What is your immediate goal? To determine if the individuals here are closely related? To go back into Europe?
You will not be able to do any research in Bohemia or Moravia unless you have a location. Do you have any "antique" documents -- baptismal certificates, old letters, etc.?
As for not knowing the language, the vocabulary is very limited. The Bohemian/Moravian records are a mixture of Czech, German, Latin, with a bit of some other language, possibly Polish or Hungarian, every so often. Most of us do not really know these languages very well. But son = syn in Czech, sohn in German. Daughter = dcera in Czech, tochter in German. Mother = matka in Czech, mutter in German. Father = otec in Czech, vater in German. So the only one here that doesn't resember the other two languages is otec.
As for the names changing spelling, I'm helping a friend, and one of the ancestors who lived to be 80 has his name spelled 4 different ways from his baptism, marriage, births of children, and death. Even in US censuses, you see your name misspelled. I've learned for my Sramek line to look at anything that has S M K in it. In your case, the V D V C is common. I'm not so sure about Vidopec, but the first three, definitely. Then you get the feminine version, too. Vodovecova, Vodoveca, etc. If a census taker in the US could misspell "Fleming" about 3 ways, it should not seem unusual for other names. In the Bohemian/Moravian records, you also had Latin and German spellings, so the Czech "Jan" could be "Joannes" in Latin, "Johann" in German. "Vaclav" could be Wenzl, Wentzl, or Waclaw depending on the language used in the record. "Frantisek" could be Franz, Frantz, Franciscus. (I like this name, because in Ancestry I can enter Fran* and get most American variations.)
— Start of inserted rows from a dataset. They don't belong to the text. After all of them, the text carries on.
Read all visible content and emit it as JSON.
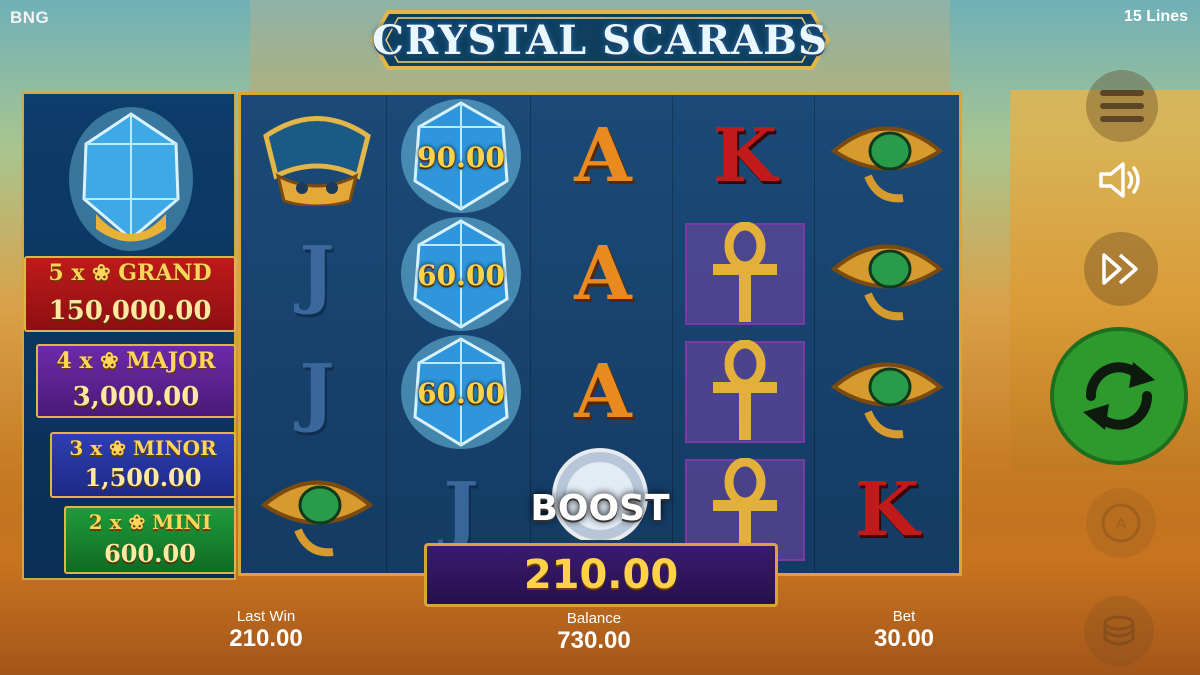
{
  "header": {
    "brand": "BNG",
    "lines": "15 Lines",
    "title": "CRYSTAL SCARABS"
  },
  "jackpots": [
    {
      "label": "5 x ❀ GRAND",
      "value": "150,000.00"
    },
    {
      "label": "4 x ❀ MAJOR",
      "value": "3,000.00"
    },
    {
      "label": "3 x ❀ MINOR",
      "value": "1,500.00"
    },
    {
      "label": "2 x ❀ MINI",
      "value": "600.00"
    }
  ],
  "reels": {
    "col1": [
      "crown-symbol",
      "J",
      "J",
      "eye-symbol"
    ],
    "col2": [
      {
        "symbol": "scarab",
        "value": "90.00"
      },
      {
        "symbol": "scarab",
        "value": "60.00"
      },
      {
        "symbol": "scarab",
        "value": "60.00"
      },
      "J"
    ],
    "col3": [
      "A",
      "A",
      "A",
      "boost-orb"
    ],
    "col4": [
      "K",
      "ankh-symbol",
      "ankh-symbol",
      "ankh-symbol"
    ],
    "col5": [
      "eye-symbol",
      "eye-symbol",
      "eye-symbol",
      "K"
    ]
  },
  "boost": {
    "label": "BOOST"
  },
  "win": {
    "value": "210.00"
  },
  "stats": {
    "last_win_label": "Last Win",
    "last_win_value": "210.00",
    "balance_label": "Balance",
    "balance_value": "730.00",
    "bet_label": "Bet",
    "bet_value": "30.00"
  },
  "controls": {
    "menu_icon": "menu-icon",
    "sound_icon": "speaker-icon",
    "turbo_icon": "fast-forward-icon",
    "spin_icon": "refresh-icon",
    "auto_icon": "autoplay-icon",
    "coins_icon": "coins-icon"
  },
  "colors": {
    "gold": "#d8a53a",
    "spin_green": "#2e9a2e",
    "grand_red": "#c01a1a",
    "major_purple": "#6d2aa8",
    "minor_blue": "#2e3fb3",
    "mini_green": "#1e9b3a"
  }
}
Oh, let's throw another detail into the mix. "V" is "W" in German, so the names might be "Wodowec" in the records. And another -- frequently the "V" was kind of a preposition, so the name might actually be "Odovec". In other words, if you do find a record in the Bohemian/Moravian records with that name, you have to consider the possibility that it might be yours. And "vdovec" actually means "widower", so it might have been the person's status rather than name.
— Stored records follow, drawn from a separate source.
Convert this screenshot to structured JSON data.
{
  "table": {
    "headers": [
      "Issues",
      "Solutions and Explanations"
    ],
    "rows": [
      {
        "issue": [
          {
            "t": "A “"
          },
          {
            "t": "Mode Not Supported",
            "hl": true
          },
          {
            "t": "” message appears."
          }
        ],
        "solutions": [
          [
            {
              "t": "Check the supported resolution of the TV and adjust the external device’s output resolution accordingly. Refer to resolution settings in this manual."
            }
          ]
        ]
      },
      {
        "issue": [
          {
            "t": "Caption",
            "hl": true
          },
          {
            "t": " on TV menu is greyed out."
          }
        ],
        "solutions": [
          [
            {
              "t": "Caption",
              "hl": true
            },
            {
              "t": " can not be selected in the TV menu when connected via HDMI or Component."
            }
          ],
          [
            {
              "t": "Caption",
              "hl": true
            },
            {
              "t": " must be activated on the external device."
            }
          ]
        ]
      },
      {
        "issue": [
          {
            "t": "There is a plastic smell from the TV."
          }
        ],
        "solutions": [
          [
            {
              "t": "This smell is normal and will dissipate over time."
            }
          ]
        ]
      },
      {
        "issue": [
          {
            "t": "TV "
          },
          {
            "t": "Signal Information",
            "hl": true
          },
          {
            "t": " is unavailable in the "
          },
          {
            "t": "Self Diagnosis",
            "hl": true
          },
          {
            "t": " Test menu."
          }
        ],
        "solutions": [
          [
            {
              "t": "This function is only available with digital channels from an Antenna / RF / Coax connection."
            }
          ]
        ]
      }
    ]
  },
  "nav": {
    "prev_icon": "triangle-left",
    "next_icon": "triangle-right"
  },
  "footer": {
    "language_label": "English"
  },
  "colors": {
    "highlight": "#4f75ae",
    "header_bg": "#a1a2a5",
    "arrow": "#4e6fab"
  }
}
Now, if you were confused before, it's worse, I'm sure. But there are two things you should take away from here:
1. You need a location, if you want to go back to Bohemian/Moravia. Depending on when they immigrated, the ship's records had it, i.e. after 1895 or so. So when did your ancestor immigrate, where to, and is there a ship's record in Ancestry? If so, give us the link. Do you have any precise/approximate birth dates? Religion? To get anyone to help, you need data like this.
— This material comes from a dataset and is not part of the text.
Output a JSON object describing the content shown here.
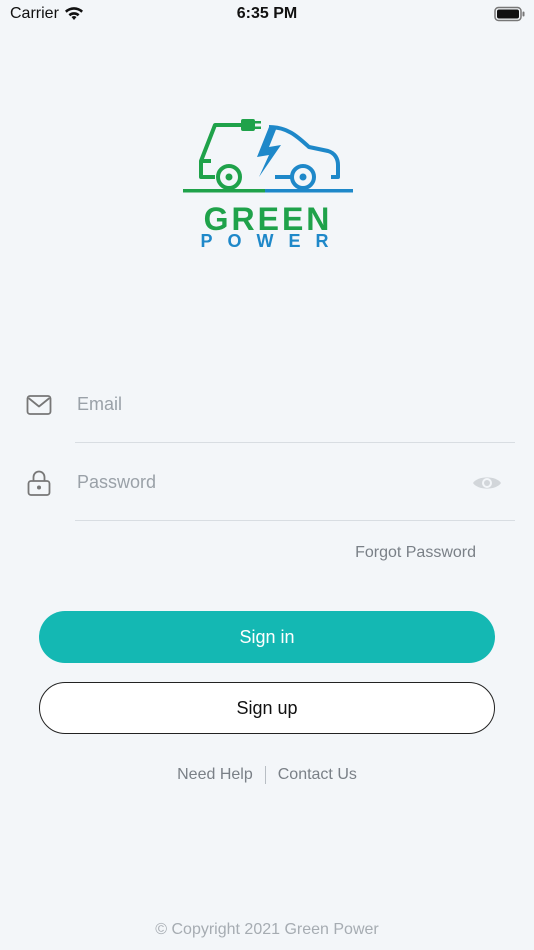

2. Once you have a location, you would need to determine if the records are online at one of the Czech sites. We will help you with that. You can read through other queries, and see how people state that it's taken them two years to learn to read the records. But it's a definite thrill when you discover them. My friend started just a year ago wanting to find the birth records of the group who came to the US. 14 months later, we are back 6 generations, to 1693, and 296 names.
One last point: when you find the first person in the Bohemian/Moravian records, there's what a database person would call a "key". The house number was recorded. If your family did not move around much, it's possible just to look for that house number in the records. It's your "key" to a quick search.
We would encourage you to look for some additional documentation and share it here.
Mary in Omaha, Nebraska